The city of Bonn unites a unique combination of research, education and policy advice on the future topic of sustainable development. Bonn is not only a city of science, but also the location of the UN in Germany. The 20 UN organizations, with the Climate Change Secretariat as the best-known institution, are largely focused on sustainability issues.
Under the leadership of the Excellence University of Bonn, several leading players in research and education, including the UN University, have joined forces to form the Bonn Alliance for Sustainability Research. The Innovation Campus Bonn (ICB), which is being developed under the auspices of the Bonn Alliance, pools existing top-level scientific expertise in sustainability research and expands it with new components into a unique international science center. Sustainability research takes place in direct exchange and dialogue with policy makers, civil society and the private sector from the local to the global level.
Sustainability as a future topic
In 2015, the member states of the United Nations adopted the Agenda 2030 for Sustainable Development. This agenda expresses the conviction of the international community of states that global challenges can only be solved together. The Agenda 2030 with 17 defined Sustainable Development Goals (SDGs) provides a basis for shaping economic progress in harmony with social justice and within the ecological limits of the earth – worldwide (“Leaving no one behind”).
However, the implementation of the Agenda 2030 for Sustainable Development can only succeed if not only the goals but also the central drivers of such global change are considered, which can be summarized in three categories: technological transformations, changed orders and guiding principles in transition.
These drivers influence all processes of sustainable development. They change, accelerate, slow down or even completely reorient transformation processes: The concept of sustainability itself is subject to transformation.
The goal of the Innovation Campus Bonn (ICB) is to investigate these dynamics in an interdisciplinary and transdisciplinary manner in three research areas: Digitalization and Artificial Intelligence, Mobility and Migration, and Bioeconomy.
Current scientific and technical developments – in all areas of the natural and engineering sciences, but also in industrial process technology – are creating labor markets that will change the international division of labor, social systems, societies and knowledge systems as fundamentally as the technological transformations at the beginning of the industrial revolution in transition to the 19th century.
The discussions taking place around the term “Industry 4.0” are only a prelude to adequately understanding and shaping these far-reaching dynamics. These innovation thrusts touch all dimensions of the Agenda 2030 in a fundamental sense. However, the goals contained in the Agenda 2030 hardly address this. Established sustainability research has so far examined them only marginally or not at all.

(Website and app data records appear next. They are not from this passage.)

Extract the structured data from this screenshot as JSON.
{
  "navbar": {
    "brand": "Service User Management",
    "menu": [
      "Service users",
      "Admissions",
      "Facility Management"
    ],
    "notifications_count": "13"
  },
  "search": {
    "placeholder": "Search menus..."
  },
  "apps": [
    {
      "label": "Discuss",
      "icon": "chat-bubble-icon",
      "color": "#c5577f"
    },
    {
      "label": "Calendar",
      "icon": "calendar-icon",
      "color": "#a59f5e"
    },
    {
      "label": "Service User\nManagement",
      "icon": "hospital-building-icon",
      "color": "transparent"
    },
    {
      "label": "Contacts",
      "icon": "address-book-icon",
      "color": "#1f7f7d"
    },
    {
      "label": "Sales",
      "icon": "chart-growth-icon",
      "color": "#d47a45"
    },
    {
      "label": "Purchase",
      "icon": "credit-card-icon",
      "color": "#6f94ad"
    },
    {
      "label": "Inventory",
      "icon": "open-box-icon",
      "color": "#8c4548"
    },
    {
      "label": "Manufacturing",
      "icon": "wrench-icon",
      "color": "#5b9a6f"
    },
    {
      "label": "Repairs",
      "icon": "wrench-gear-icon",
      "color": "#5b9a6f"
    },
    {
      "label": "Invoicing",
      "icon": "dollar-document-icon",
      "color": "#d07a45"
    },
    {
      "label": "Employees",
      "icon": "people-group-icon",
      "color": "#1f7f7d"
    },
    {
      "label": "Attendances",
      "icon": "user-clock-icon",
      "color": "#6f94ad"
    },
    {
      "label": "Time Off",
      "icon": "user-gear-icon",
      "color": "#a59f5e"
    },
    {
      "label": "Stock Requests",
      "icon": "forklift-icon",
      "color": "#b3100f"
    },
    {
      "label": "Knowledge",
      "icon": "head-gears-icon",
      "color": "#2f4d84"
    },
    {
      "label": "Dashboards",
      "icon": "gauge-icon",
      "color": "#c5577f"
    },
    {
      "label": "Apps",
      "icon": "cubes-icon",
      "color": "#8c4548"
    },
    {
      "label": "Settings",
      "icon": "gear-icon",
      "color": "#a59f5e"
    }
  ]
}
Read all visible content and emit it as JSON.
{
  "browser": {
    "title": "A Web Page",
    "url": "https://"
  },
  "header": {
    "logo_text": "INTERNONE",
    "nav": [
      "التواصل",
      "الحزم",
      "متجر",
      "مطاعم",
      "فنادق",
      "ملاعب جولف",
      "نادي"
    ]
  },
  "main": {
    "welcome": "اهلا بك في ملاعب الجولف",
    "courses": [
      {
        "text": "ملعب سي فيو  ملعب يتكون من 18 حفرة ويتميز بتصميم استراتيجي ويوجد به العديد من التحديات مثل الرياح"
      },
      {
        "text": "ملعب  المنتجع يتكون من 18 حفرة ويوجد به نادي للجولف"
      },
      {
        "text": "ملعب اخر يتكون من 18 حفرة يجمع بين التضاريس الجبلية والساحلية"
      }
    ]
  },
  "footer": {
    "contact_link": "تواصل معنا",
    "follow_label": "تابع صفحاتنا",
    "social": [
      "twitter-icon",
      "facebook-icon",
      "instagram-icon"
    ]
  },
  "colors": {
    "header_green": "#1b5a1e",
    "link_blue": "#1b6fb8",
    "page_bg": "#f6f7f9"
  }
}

Globally networked communication, transnational networks, new constellations of actors and tectonic shifts of power are becoming increasingly important. The relationship between transnationally mobile actors (including investors and companies, international NGOs, migrants) and stationary actors (such as governments, vulnerable population groups) is changing. New communication technologies, for example, allow very different actors to network and act transnationally.
New, highly dynamic relationships are emerging that stand in the way of maintaining manifest and previously established boundaries. They require new types of problem-solving, governance structures and processes. How transformation alliances and strategies for implementing the Agenda 2030 are designed and what “transformative governance” could mean are central questions addressed at the ICB. Changed systems and networks are reflected in a field of tension between the persistence, dissolution and renegotiation of boundaries, authorities, sovereignties and responsibilities.
The ICB research priority on mobility and migration is dedicated to this area.
Guiding Principles in Transition
Not only technologies and governance structures are in a state of transition, but also social models and ideas of development. The Agenda 2030, which for the first time addresses the development deficits of all countries – not just the “developing countries” – offers a broad basis for discussion. The aim of this discussion must be to find innovative solutions in conflict between social, ecological and economic needs.
Related research at the Innovation Campus Bonn (ICB) concentrates primarily on the research priority bioeconomy, with the goals of sustainable production and sustainable consumption in a world of 9 to 10 billion people. Central elements of this are the transition from an economy based on the extraction of fossil raw materials and resources to a low-emission recycling economy based on renewable resources, sustainably used ecosystems with care for biodiversity, and biological innovations.